Instructions to follow | Faithfully repeat all of the records, as they are written below.

Dataset items:

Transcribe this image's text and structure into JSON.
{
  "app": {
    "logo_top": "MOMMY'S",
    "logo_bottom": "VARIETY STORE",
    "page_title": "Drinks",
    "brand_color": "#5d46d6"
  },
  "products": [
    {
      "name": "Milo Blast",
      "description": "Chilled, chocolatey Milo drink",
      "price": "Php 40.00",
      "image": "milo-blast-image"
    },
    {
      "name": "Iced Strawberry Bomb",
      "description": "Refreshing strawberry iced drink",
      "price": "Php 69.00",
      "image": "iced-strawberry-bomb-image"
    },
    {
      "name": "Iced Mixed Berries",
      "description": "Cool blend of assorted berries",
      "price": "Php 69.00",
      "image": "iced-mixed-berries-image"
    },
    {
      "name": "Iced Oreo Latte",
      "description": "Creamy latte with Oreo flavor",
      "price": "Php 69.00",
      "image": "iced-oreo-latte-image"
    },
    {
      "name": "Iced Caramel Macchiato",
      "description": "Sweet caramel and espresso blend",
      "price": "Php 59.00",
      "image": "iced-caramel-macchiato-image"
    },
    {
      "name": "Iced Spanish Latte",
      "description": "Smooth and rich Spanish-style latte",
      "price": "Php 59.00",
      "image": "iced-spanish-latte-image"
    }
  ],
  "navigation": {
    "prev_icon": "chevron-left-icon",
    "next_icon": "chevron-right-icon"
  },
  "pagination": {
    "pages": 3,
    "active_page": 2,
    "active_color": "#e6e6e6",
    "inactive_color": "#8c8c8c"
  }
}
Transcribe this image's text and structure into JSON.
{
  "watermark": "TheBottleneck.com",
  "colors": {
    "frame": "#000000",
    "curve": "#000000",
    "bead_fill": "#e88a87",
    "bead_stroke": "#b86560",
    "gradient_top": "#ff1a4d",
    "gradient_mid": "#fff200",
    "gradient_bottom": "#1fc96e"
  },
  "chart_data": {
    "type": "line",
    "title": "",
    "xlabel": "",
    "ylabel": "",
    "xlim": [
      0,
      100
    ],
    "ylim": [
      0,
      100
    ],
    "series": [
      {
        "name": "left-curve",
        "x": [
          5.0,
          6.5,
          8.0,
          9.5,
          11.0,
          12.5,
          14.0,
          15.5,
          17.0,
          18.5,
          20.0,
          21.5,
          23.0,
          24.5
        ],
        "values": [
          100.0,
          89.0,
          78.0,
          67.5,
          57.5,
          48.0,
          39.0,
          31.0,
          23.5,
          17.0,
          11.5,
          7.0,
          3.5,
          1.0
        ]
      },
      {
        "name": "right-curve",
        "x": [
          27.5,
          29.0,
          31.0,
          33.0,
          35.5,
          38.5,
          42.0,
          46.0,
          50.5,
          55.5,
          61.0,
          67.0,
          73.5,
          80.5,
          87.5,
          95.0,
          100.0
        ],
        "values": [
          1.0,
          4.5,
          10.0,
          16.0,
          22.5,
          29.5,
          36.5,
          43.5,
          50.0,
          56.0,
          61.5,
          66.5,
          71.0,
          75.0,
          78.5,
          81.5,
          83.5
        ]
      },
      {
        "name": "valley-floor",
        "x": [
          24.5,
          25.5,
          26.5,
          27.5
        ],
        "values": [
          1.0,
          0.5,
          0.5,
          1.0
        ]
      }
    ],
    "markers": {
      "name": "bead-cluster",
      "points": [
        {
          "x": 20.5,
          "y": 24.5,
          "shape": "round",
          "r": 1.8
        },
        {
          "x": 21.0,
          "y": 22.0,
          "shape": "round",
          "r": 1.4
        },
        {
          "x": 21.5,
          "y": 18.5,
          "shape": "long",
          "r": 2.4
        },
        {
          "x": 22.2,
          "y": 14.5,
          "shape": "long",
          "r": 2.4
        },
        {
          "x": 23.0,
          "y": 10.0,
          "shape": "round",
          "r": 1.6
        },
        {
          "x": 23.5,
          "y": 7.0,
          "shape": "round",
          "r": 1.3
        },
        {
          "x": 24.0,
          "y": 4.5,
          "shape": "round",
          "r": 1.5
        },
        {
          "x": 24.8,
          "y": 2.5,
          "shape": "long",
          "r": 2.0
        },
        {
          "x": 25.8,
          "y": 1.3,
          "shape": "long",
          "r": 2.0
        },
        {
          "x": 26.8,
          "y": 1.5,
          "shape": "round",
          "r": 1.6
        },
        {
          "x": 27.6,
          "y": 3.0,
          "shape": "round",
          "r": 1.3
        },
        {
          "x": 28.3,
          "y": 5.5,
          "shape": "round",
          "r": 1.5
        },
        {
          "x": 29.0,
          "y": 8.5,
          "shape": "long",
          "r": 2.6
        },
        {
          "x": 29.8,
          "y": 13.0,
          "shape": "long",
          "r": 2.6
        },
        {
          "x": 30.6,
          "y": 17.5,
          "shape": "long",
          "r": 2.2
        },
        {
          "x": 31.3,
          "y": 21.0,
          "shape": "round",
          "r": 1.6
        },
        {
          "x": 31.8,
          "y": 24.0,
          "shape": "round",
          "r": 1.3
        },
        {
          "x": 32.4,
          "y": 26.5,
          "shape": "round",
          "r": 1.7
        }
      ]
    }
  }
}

Finished exercise |
Transcribe this image's text and structure into JSON.
{
  "app": {
    "logo_top": "MOMMY'S",
    "logo_bottom": "VARIETY STORE",
    "page_title": "Drinks",
    "brand_color": "#5d46d6"
  },
  "products": [
    {
      "name": "Milo Blast",
      "description": "Chilled, chocolatey Milo drink",
      "price": "Php 40.00",
      "image": "milo-blast-image"
    },
    {
      "name": "Iced Strawberry Bomb",
      "description": "Refreshing strawberry iced drink",
      "price": "Php 69.00",
      "image": "iced-strawberry-bomb-image"
    },
    {
      "name": "Iced Mixed Berries",
      "description": "Cool blend of assorted berries",
      "price": "Php 69.00",
      "image": "iced-mixed-berries-image"
    },
    {
      "name": "Iced Oreo Latte",
      "description": "Creamy latte with Oreo flavor",
      "price": "Php 69.00",
      "image": "iced-oreo-latte-image"
    },
    {
      "name": "Iced Caramel Macchiato",
      "description": "Sweet caramel and espresso blend",
      "price": "Php 59.00",
      "image": "iced-caramel-macchiato-image"
    },
    {
      "name": "Iced Spanish Latte",
      "description": "Smooth and rich Spanish-style latte",
      "price": "Php 59.00",
      "image": "iced-spanish-latte-image"
    }
  ],
  "navigation": {
    "prev_icon": "chevron-left-icon",
    "next_icon": "chevron-right-icon"
  },
  "pagination": {
    "pages": 3,
    "active_page": 2,
    "active_color": "#e6e6e6",
    "inactive_color": "#8c8c8c"
  }
}
Transcribe this image's text and structure into JSON.
{
  "watermark": "TheBottleneck.com",
  "colors": {
    "frame": "#000000",
    "curve": "#000000",
    "bead_fill": "#e88a87",
    "bead_stroke": "#b86560",
    "gradient_top": "#ff1a4d",
    "gradient_mid": "#fff200",
    "gradient_bottom": "#1fc96e"
  },
  "chart_data": {
    "type": "line",
    "title": "",
    "xlabel": "",
    "ylabel": "",
    "xlim": [
      0,
      100
    ],
    "ylim": [
      0,
      100
    ],
    "series": [
      {
        "name": "left-curve",
        "x": [
          5.0,
          6.5,
          8.0,
          9.5,
          11.0,
          12.5,
          14.0,
          15.5,
          17.0,
          18.5,
          20.0,
          21.5,
          23.0,
          24.5
        ],
        "values": [
          100.0,
          89.0,
          78.0,
          67.5,
          57.5,
          48.0,
          39.0,
          31.0,
          23.5,
          17.0,
          11.5,
          7.0,
          3.5,
          1.0
        ]
      },
      {
        "name": "right-curve",
        "x": [
          27.5,
          29.0,
          31.0,
          33.0,
          35.5,
          38.5,
          42.0,
          46.0,
          50.5,
          55.5,
          61.0,
          67.0,
          73.5,
          80.5,
          87.5,
          95.0,
          100.0
        ],
        "values": [
          1.0,
          4.5,
          10.0,
          16.0,
          22.5,
          29.5,
          36.5,
          43.5,
          50.0,
          56.0,
          61.5,
          66.5,
          71.0,
          75.0,
          78.5,
          81.5,
          83.5
        ]
      },
      {
        "name": "valley-floor",
        "x": [
          24.5,
          25.5,
          26.5,
          27.5
        ],
        "values": [
          1.0,
          0.5,
          0.5,
          1.0
        ]
      }
    ],
    "markers": {
      "name": "bead-cluster",
      "points": [
        {
          "x": 20.5,
          "y": 24.5,
          "shape": "round",
          "r": 1.8
        },
        {
          "x": 21.0,
          "y": 22.0,
          "shape": "round",
          "r": 1.4
        },
        {
          "x": 21.5,
          "y": 18.5,
          "shape": "long",
          "r": 2.4
        },
        {
          "x": 22.2,
          "y": 14.5,
          "shape": "long",
          "r": 2.4
        },
        {
          "x": 23.0,
          "y": 10.0,
          "shape": "round",
          "r": 1.6
        },
        {
          "x": 23.5,
          "y": 7.0,
          "shape": "round",
          "r": 1.3
        },
        {
          "x": 24.0,
          "y": 4.5,
          "shape": "round",
          "r": 1.5
        },
        {
          "x": 24.8,
          "y": 2.5,
          "shape": "long",
          "r": 2.0
        },
        {
          "x": 25.8,
          "y": 1.3,
          "shape": "long",
          "r": 2.0
        },
        {
          "x": 26.8,
          "y": 1.5,
          "shape": "round",
          "r": 1.6
        },
        {
          "x": 27.6,
          "y": 3.0,
          "shape": "round",
          "r": 1.3
        },
        {
          "x": 28.3,
          "y": 5.5,
          "shape": "round",
          "r": 1.5
        },
        {
          "x": 29.0,
          "y": 8.5,
          "shape": "long",
          "r": 2.6
        },
        {
          "x": 29.8,
          "y": 13.0,
          "shape": "long",
          "r": 2.6
        },
        {
          "x": 30.6,
          "y": 17.5,
          "shape": "long",
          "r": 2.2
        },
        {
          "x": 31.3,
          "y": 21.0,
          "shape": "round",
          "r": 1.6
        },
        {
          "x": 31.8,
          "y": 24.0,
          "shape": "round",
          "r": 1.3
        },
        {
          "x": 32.4,
          "y": 26.5,
          "shape": "round",
          "r": 1.7
        }
      ]
    }
  }
}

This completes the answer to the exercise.